++++ Dataset records
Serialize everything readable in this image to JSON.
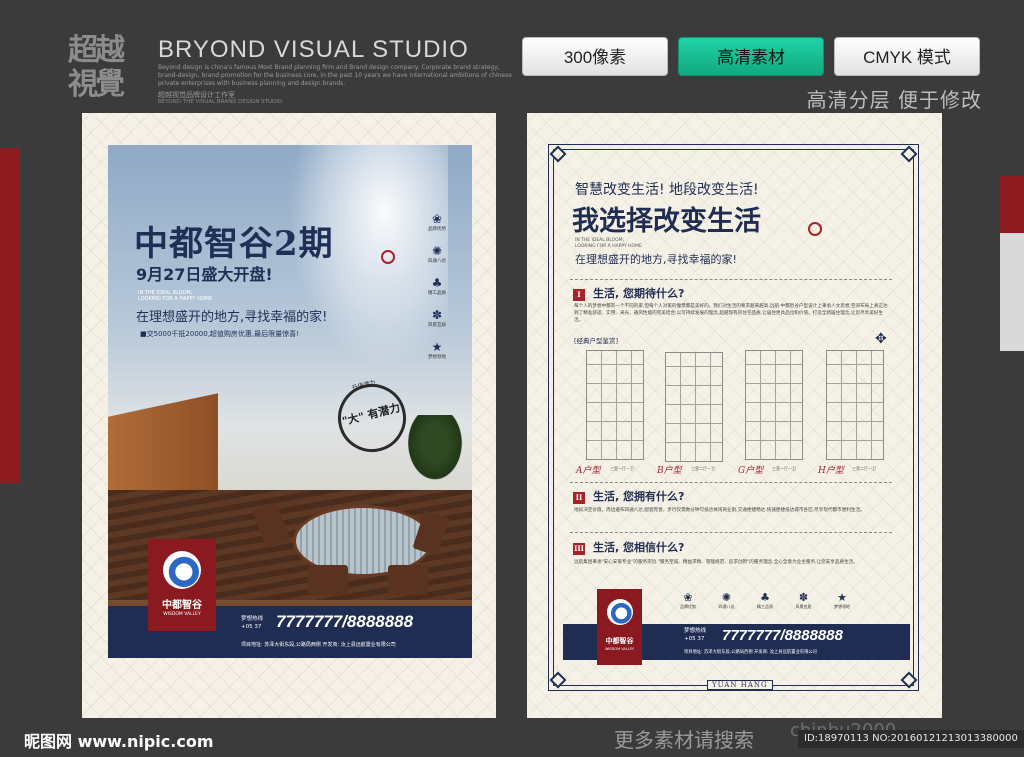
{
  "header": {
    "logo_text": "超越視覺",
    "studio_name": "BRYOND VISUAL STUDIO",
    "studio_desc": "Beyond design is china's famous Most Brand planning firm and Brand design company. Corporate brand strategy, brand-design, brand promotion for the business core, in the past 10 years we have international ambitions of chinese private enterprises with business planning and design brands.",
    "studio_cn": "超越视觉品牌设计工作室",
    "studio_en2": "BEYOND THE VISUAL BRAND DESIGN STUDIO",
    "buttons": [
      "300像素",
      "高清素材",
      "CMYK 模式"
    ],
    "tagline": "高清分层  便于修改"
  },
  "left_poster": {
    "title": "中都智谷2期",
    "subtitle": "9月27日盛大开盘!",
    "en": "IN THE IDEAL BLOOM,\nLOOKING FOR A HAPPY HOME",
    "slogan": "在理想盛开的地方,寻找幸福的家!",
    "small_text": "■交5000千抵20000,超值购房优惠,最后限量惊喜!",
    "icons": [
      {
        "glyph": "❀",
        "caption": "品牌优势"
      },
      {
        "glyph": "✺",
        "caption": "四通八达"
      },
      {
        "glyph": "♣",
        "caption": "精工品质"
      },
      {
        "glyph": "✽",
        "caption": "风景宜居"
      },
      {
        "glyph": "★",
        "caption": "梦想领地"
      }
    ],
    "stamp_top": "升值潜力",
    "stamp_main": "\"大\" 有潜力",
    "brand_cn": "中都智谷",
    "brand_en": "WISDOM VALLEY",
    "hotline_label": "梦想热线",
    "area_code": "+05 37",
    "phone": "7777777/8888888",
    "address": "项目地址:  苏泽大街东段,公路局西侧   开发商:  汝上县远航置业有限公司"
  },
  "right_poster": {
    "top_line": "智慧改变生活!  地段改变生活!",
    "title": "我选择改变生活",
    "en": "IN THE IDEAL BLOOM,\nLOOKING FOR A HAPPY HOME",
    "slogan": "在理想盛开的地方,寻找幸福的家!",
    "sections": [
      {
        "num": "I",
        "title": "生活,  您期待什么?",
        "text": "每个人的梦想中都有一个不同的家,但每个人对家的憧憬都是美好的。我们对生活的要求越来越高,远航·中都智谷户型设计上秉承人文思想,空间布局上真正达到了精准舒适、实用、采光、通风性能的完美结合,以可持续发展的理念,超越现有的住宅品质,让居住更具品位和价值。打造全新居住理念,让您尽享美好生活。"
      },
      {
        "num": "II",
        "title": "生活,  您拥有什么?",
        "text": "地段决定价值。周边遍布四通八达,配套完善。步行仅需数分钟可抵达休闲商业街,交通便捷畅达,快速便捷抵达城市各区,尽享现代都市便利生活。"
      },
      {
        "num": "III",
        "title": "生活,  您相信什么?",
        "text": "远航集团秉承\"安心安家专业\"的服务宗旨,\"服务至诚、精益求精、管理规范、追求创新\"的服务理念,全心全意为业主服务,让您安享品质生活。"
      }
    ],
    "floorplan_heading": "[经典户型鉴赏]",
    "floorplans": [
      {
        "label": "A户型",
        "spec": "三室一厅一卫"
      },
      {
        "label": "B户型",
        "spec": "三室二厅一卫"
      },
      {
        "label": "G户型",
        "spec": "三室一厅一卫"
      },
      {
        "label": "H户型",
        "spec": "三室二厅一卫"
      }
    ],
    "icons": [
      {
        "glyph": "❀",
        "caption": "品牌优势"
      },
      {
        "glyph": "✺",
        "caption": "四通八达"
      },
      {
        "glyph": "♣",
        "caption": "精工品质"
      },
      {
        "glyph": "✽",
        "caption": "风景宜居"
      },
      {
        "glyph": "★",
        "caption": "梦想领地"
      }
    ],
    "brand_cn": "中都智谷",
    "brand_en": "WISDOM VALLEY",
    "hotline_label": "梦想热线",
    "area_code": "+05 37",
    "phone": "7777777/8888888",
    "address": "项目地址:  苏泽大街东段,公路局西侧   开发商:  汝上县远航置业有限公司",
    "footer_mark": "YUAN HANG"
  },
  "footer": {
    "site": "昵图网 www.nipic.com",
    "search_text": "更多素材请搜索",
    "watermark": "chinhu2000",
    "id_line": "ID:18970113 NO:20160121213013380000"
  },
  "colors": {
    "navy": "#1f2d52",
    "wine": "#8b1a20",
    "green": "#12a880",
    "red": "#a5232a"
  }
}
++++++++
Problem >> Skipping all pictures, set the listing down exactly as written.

Solution for this task >>
Serialize everything readable in this image to JSON.
{
  "header": {
    "logo_text": "超越視覺",
    "studio_name": "BRYOND VISUAL STUDIO",
    "studio_desc": "Beyond design is china's famous Most Brand planning firm and Brand design company. Corporate brand strategy, brand-design, brand promotion for the business core, in the past 10 years we have international ambitions of chinese private enterprises with business planning and design brands.",
    "studio_cn": "超越视觉品牌设计工作室",
    "studio_en2": "BEYOND THE VISUAL BRAND DESIGN STUDIO",
    "buttons": [
      "300像素",
      "高清素材",
      "CMYK 模式"
    ],
    "tagline": "高清分层  便于修改"
  },
  "left_poster": {
    "title": "中都智谷2期",
    "subtitle": "9月27日盛大开盘!",
    "en": "IN THE IDEAL BLOOM,\nLOOKING FOR A HAPPY HOME",
    "slogan": "在理想盛开的地方,寻找幸福的家!",
    "small_text": "■交5000千抵20000,超值购房优惠,最后限量惊喜!",
    "icons": [
      {
        "glyph": "❀",
        "caption": "品牌优势"
      },
      {
        "glyph": "✺",
        "caption": "四通八达"
      },
      {
        "glyph": "♣",
        "caption": "精工品质"
      },
      {
        "glyph": "✽",
        "caption": "风景宜居"
      },
      {
        "glyph": "★",
        "caption": "梦想领地"
      }
    ],
    "stamp_top": "升值潜力",
    "stamp_main": "\"大\" 有潜力",
    "brand_cn": "中都智谷",
    "brand_en": "WISDOM VALLEY",
    "hotline_label": "梦想热线",
    "area_code": "+05 37",
    "phone": "7777777/8888888",
    "address": "项目地址:  苏泽大街东段,公路局西侧   开发商:  汝上县远航置业有限公司"
  },
  "right_poster": {
    "top_line": "智慧改变生活!  地段改变生活!",
    "title": "我选择改变生活",
    "en": "IN THE IDEAL BLOOM,\nLOOKING FOR A HAPPY HOME",
    "slogan": "在理想盛开的地方,寻找幸福的家!",
    "sections": [
      {
        "num": "I",
        "title": "生活,  您期待什么?",
        "text": "每个人的梦想中都有一个不同的家,但每个人对家的憧憬都是美好的。我们对生活的要求越来越高,远航·中都智谷户型设计上秉承人文思想,空间布局上真正达到了精准舒适、实用、采光、通风性能的完美结合,以可持续发展的理念,超越现有的住宅品质,让居住更具品位和价值。打造全新居住理念,让您尽享美好生活。"
      },
      {
        "num": "II",
        "title": "生活,  您拥有什么?",
        "text": "地段决定价值。周边遍布四通八达,配套完善。步行仅需数分钟可抵达休闲商业街,交通便捷畅达,快速便捷抵达城市各区,尽享现代都市便利生活。"
      },
      {
        "num": "III",
        "title": "生活,  您相信什么?",
        "text": "远航集团秉承\"安心安家专业\"的服务宗旨,\"服务至诚、精益求精、管理规范、追求创新\"的服务理念,全心全意为业主服务,让您安享品质生活。"
      }
    ],
    "floorplan_heading": "[经典户型鉴赏]",
    "floorplans": [
      {
        "label": "A户型",
        "spec": "三室一厅一卫"
      },
      {
        "label": "B户型",
        "spec": "三室二厅一卫"
      },
      {
        "label": "G户型",
        "spec": "三室一厅一卫"
      },
      {
        "label": "H户型",
        "spec": "三室二厅一卫"
      }
    ],
    "icons": [
      {
        "glyph": "❀",
        "caption": "品牌优势"
      },
      {
        "glyph": "✺",
        "caption": "四通八达"
      },
      {
        "glyph": "♣",
        "caption": "精工品质"
      },
      {
        "glyph": "✽",
        "caption": "风景宜居"
      },
      {
        "glyph": "★",
        "caption": "梦想领地"
      }
    ],
    "brand_cn": "中都智谷",
    "brand_en": "WISDOM VALLEY",
    "hotline_label": "梦想热线",
    "area_code": "+05 37",
    "phone": "7777777/8888888",
    "address": "项目地址:  苏泽大街东段,公路局西侧   开发商:  汝上县远航置业有限公司",
    "footer_mark": "YUAN HANG"
  },
  "footer": {
    "site": "昵图网 www.nipic.com",
    "search_text": "更多素材请搜索",
    "watermark": "chinhu2000",
    "id_line": "ID:18970113 NO:20160121213013380000"
  },
  "colors": {
    "navy": "#1f2d52",
    "wine": "#8b1a20",
    "green": "#12a880",
    "red": "#a5232a"
  }
}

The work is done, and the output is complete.